Segment Start: RECORDS FOR THIS EXERCISE
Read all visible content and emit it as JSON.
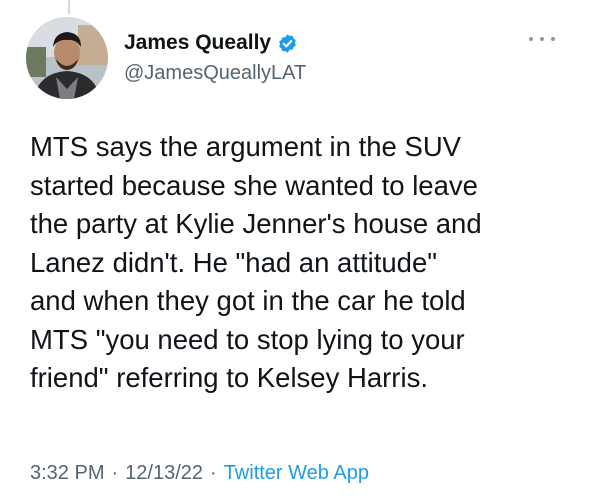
{
  "author": {
    "display_name": "James Queally",
    "handle": "@JamesQueallyLAT",
    "verified": true,
    "avatar": "profile-photo"
  },
  "tweet": {
    "text": "MTS says the argument in the SUV\nstarted because she wanted to leave\nthe party at Kylie Jenner's house and\nLanez didn't. He \"had an attitude\"\nand when they got in the car he told\nMTS \"you need to stop lying to your\nfriend\" referring to Kelsey Harris."
  },
  "meta": {
    "time": "3:32 PM",
    "separator": "·",
    "date": "12/13/22",
    "source": "Twitter Web App"
  },
  "icons": {
    "verified": "verified-badge-icon",
    "more": "more-options-icon"
  },
  "colors": {
    "verified_badge": "#1d9bf0",
    "source_link": "#1d9bf0",
    "secondary_text": "#536471",
    "primary_text": "#0f1419"
  }
}
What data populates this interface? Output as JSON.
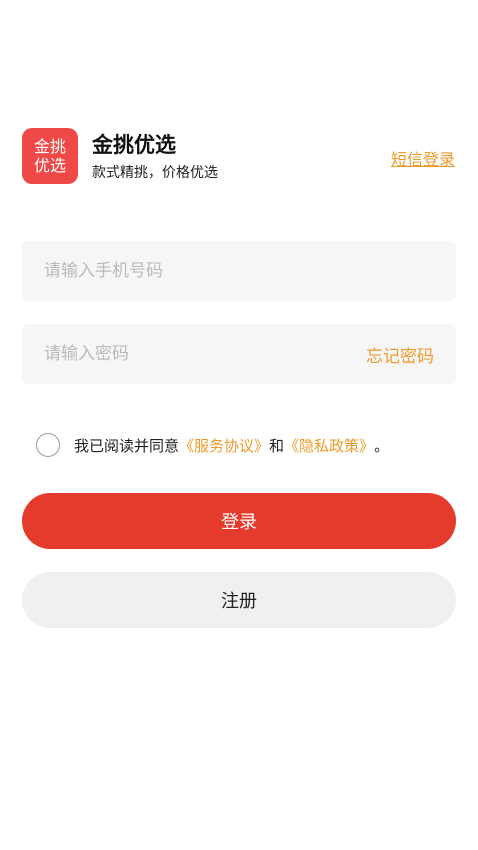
{
  "brand": {
    "logo_line1": "金挑",
    "logo_line2": "优选",
    "name": "金挑优选",
    "slogan": "款式精挑，价格优选"
  },
  "header": {
    "sms_login_label": "短信登录"
  },
  "form": {
    "phone_placeholder": "请输入手机号码",
    "password_placeholder": "请输入密码",
    "forgot_password_label": "忘记密码"
  },
  "agreement": {
    "prefix": "我已阅读并同意",
    "service_link": "《服务协议》",
    "conjunction": "和",
    "privacy_link": "《隐私政策》",
    "suffix": "。",
    "checked": false
  },
  "buttons": {
    "login_label": "登录",
    "register_label": "注册"
  },
  "colors": {
    "brand_red": "#e43b2d",
    "accent_orange": "#ef9b2b",
    "field_bg": "#f6f6f6"
  }
}
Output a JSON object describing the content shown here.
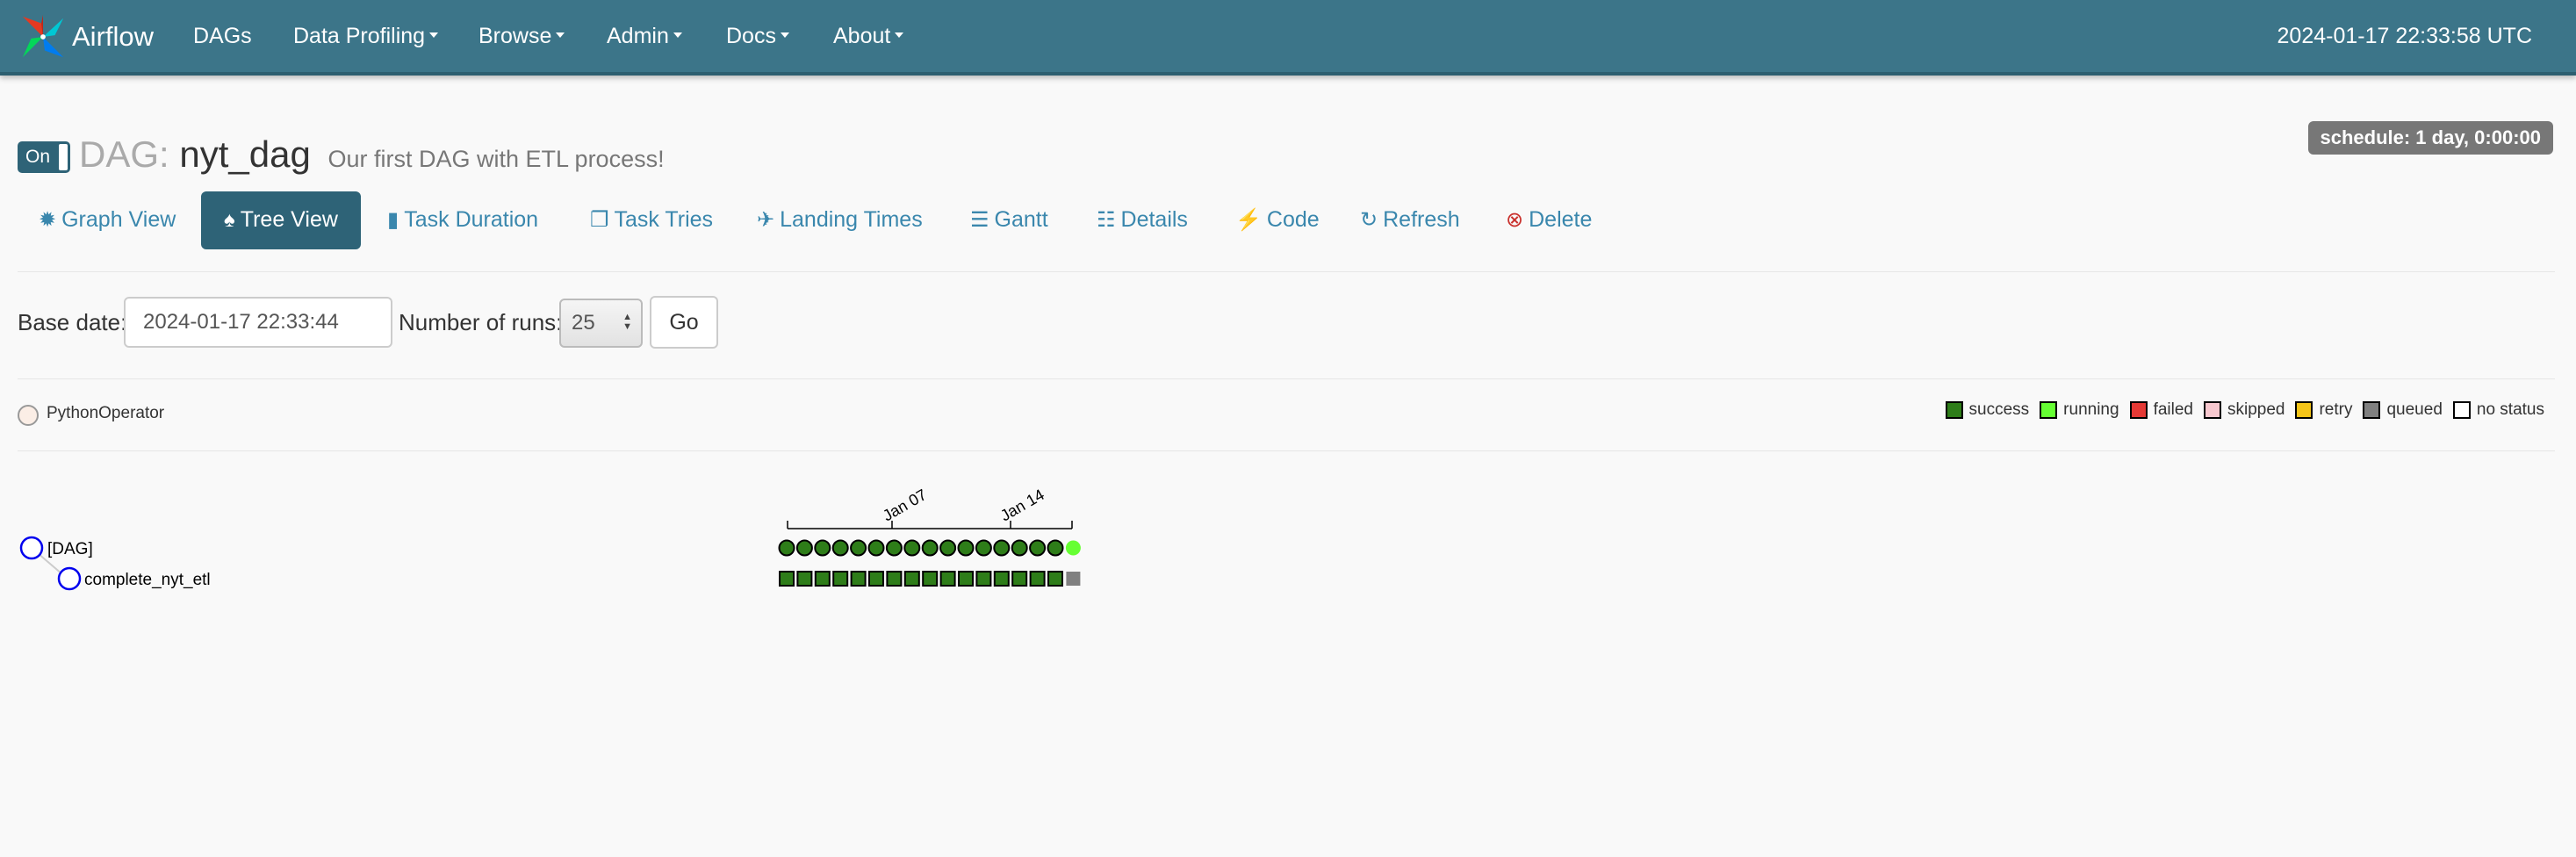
{
  "navbar": {
    "brand": "Airflow",
    "items": [
      "DAGs",
      "Data Profiling",
      "Browse",
      "Admin",
      "Docs",
      "About"
    ],
    "clock": "2024-01-17 22:33:58 UTC"
  },
  "dag": {
    "toggle_label": "On",
    "prefix": "DAG:",
    "name": "nyt_dag",
    "description": "Our first DAG with ETL process!",
    "schedule": "schedule: 1 day, 0:00:00"
  },
  "tabs": [
    {
      "label": "Graph View",
      "icon": "asterisk-icon"
    },
    {
      "label": "Tree View",
      "icon": "tree-icon",
      "active": true
    },
    {
      "label": "Task Duration",
      "icon": "bar-chart-icon"
    },
    {
      "label": "Task Tries",
      "icon": "duplicate-icon"
    },
    {
      "label": "Landing Times",
      "icon": "plane-icon"
    },
    {
      "label": "Gantt",
      "icon": "gantt-icon"
    },
    {
      "label": "Details",
      "icon": "list-icon"
    },
    {
      "label": "Code",
      "icon": "flash-icon"
    },
    {
      "label": "Refresh",
      "icon": "refresh-icon"
    },
    {
      "label": "Delete",
      "icon": "remove-circle-icon"
    }
  ],
  "form": {
    "base_date_label": "Base date:",
    "base_date_value": "2024-01-17 22:33:44",
    "runs_label": "Number of runs:",
    "runs_value": "25",
    "go_label": "Go"
  },
  "operators": [
    {
      "name": "PythonOperator",
      "color": "#fbeee6"
    }
  ],
  "legend": [
    {
      "label": "success",
      "color": "#2e7d19"
    },
    {
      "label": "running",
      "color": "#66ff33"
    },
    {
      "label": "failed",
      "color": "#e53935"
    },
    {
      "label": "skipped",
      "color": "#f8c8cf"
    },
    {
      "label": "retry",
      "color": "#f5c518"
    },
    {
      "label": "queued",
      "color": "#808080"
    },
    {
      "label": "no status",
      "color": "#ffffff"
    }
  ],
  "tree": {
    "nodes": [
      "[DAG]",
      "complete_nyt_etl"
    ],
    "date_ticks": [
      "Jan 07",
      "Jan 14"
    ],
    "dag_runs": [
      "success",
      "success",
      "success",
      "success",
      "success",
      "success",
      "success",
      "success",
      "success",
      "success",
      "success",
      "success",
      "success",
      "success",
      "success",
      "success",
      "running"
    ],
    "task_instances": [
      "success",
      "success",
      "success",
      "success",
      "success",
      "success",
      "success",
      "success",
      "success",
      "success",
      "success",
      "success",
      "success",
      "success",
      "success",
      "success",
      "queued"
    ]
  }
}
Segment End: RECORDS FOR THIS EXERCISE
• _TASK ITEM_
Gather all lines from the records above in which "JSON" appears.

• _WRITTEN SOLUTION_
Read all visible content and emit it as JSON.
What data populates this interface? Output as JSON.
Output a JSON object describing the content shown here.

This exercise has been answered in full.